(Beginning of RECORD EXTRACTS)
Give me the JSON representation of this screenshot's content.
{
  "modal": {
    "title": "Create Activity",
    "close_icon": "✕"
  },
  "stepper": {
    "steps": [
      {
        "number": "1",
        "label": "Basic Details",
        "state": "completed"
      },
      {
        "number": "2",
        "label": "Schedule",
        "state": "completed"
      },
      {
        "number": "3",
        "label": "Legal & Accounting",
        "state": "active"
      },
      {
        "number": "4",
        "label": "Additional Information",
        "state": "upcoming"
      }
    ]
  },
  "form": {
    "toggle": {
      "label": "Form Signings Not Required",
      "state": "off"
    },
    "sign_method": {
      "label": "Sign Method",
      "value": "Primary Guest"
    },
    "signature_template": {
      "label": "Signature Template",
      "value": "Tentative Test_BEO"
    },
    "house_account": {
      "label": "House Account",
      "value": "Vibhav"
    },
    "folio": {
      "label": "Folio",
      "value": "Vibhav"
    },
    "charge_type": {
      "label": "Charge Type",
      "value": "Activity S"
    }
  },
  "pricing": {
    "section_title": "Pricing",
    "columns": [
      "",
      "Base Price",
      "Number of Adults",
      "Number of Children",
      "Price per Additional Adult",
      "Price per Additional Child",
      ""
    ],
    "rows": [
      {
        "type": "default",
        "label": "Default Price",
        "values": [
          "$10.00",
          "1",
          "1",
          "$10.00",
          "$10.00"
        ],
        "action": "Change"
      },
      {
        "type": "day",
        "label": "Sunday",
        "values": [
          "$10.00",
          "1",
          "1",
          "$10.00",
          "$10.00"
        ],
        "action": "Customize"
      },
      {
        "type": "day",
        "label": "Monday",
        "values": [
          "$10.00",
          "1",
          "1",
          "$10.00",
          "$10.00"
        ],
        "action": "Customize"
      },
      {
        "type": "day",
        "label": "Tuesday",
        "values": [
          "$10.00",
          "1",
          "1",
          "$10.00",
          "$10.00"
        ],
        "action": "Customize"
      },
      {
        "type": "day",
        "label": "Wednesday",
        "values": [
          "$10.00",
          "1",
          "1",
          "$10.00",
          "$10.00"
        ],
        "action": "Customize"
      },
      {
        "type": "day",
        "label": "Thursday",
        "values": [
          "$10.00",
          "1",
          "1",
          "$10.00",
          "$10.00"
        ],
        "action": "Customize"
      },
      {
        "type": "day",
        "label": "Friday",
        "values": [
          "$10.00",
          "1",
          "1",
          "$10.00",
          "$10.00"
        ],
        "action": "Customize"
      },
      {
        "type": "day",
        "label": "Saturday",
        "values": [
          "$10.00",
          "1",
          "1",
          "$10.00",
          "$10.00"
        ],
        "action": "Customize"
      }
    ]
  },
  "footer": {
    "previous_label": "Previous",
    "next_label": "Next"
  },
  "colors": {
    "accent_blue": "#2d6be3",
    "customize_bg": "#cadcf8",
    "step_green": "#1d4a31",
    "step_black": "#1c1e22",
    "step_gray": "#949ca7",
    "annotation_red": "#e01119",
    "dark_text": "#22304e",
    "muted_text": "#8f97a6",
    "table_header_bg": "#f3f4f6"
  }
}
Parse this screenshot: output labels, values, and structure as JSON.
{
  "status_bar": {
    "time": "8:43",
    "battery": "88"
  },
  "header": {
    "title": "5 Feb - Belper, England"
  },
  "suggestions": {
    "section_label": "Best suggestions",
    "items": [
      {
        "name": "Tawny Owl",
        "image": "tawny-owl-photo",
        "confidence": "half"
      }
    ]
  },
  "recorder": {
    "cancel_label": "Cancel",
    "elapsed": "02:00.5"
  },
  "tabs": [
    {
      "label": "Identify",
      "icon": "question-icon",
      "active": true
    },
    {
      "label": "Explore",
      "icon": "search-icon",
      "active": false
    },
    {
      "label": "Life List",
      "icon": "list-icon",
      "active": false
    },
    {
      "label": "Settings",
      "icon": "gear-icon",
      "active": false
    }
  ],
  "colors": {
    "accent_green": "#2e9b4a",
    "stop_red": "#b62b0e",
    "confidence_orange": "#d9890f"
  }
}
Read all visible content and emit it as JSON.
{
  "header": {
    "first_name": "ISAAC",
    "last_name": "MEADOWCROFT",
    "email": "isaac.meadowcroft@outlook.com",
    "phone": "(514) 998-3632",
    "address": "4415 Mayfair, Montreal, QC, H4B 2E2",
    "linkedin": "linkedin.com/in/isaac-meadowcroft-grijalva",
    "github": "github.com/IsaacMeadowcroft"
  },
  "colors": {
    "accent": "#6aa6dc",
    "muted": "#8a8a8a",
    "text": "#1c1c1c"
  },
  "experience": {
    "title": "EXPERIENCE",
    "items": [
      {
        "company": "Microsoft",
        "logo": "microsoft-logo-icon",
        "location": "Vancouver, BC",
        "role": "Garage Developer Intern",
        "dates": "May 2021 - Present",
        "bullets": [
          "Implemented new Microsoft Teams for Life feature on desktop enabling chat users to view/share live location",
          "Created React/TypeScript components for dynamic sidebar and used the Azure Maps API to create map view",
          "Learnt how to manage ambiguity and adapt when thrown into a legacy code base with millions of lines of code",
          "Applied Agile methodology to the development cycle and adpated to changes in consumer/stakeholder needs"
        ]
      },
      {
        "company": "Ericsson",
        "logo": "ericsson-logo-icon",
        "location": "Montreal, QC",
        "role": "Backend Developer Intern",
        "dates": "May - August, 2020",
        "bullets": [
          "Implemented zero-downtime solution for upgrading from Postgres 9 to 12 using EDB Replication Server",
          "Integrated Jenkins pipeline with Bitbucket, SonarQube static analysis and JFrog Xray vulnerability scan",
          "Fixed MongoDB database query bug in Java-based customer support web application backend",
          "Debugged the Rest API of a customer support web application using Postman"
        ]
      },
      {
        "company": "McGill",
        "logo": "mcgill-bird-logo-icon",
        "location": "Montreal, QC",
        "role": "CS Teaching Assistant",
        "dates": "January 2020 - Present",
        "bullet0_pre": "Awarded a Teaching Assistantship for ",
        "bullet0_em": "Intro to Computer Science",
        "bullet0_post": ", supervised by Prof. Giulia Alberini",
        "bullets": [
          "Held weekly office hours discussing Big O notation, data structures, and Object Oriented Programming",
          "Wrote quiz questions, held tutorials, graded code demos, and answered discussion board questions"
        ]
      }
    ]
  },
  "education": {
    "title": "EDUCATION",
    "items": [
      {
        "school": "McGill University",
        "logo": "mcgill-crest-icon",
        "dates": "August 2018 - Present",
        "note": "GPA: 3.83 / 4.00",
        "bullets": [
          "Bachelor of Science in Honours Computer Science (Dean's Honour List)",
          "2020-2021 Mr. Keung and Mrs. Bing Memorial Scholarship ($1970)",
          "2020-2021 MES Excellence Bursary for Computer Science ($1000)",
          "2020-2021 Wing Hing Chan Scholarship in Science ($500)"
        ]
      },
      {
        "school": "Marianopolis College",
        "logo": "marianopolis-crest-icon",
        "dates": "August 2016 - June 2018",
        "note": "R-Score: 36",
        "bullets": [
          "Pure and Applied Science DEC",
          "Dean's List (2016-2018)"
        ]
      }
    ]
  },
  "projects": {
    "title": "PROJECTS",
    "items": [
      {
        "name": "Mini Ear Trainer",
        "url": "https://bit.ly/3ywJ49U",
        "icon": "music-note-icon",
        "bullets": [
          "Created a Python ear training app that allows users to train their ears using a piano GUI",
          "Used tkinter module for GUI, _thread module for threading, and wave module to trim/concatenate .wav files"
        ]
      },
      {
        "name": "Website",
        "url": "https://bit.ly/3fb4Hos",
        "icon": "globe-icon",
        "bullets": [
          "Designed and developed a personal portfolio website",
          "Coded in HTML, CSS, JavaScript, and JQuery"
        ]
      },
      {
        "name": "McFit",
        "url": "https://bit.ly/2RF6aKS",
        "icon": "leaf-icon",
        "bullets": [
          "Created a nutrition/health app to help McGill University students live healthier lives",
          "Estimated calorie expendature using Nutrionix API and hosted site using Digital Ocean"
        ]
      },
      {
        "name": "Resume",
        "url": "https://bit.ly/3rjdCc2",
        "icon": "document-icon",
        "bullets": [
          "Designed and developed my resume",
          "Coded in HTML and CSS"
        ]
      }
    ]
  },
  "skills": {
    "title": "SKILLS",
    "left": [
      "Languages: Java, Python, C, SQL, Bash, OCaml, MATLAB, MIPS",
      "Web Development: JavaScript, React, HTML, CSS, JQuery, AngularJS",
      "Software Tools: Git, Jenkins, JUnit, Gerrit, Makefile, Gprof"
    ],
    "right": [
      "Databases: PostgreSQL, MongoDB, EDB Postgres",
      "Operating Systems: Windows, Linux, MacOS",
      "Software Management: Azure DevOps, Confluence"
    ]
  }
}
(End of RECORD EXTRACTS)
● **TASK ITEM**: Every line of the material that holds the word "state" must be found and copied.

● **TASK RESULT**:
        "state": "completed"
        "state": "completed"
        "state": "active"
        "state": "upcoming"
      "state": "off"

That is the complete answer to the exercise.